Your goal — Scan the material below for lines with the string "this". State how many there are and nothing else.

** Working data follows **

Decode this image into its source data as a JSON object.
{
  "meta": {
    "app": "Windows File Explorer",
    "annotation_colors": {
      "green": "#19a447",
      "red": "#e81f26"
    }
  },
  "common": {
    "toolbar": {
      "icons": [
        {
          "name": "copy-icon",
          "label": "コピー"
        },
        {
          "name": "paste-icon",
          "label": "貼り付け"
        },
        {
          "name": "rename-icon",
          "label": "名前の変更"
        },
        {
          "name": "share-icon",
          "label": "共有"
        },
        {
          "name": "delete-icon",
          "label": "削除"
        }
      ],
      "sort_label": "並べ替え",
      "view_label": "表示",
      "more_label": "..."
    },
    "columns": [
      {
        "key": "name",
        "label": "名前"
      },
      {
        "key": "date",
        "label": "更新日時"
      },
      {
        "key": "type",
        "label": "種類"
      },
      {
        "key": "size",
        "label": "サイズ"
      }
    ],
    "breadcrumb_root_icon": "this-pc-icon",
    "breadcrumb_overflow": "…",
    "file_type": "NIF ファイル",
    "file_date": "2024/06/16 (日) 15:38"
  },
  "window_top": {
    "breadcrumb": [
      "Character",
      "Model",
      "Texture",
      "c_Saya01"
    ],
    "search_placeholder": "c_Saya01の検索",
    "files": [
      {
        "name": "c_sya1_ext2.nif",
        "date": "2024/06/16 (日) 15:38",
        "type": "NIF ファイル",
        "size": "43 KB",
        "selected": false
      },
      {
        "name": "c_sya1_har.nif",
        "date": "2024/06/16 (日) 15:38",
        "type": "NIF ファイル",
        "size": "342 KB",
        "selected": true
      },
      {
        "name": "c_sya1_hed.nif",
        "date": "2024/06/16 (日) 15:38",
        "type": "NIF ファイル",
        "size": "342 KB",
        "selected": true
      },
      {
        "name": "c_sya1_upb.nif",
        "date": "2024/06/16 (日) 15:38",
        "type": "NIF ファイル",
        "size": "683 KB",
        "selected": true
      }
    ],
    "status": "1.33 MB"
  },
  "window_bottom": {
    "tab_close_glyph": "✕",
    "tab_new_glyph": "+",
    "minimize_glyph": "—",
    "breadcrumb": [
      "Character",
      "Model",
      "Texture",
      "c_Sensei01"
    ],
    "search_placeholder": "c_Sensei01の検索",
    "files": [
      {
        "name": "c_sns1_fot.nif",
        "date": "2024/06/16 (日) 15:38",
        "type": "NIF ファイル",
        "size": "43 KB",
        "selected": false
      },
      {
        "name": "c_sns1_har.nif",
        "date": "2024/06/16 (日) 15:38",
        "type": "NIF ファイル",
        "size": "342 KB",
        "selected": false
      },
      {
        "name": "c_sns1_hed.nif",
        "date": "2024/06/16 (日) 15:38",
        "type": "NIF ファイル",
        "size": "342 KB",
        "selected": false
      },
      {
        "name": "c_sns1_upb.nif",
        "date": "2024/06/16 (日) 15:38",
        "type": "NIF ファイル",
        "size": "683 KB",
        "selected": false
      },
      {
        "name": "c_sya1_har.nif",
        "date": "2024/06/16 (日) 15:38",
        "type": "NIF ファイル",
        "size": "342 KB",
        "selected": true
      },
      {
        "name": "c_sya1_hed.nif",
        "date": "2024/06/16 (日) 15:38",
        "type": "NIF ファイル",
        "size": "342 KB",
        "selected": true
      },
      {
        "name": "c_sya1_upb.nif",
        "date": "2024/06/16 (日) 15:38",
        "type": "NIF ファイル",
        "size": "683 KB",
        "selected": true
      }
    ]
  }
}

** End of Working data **

Exercise result — 2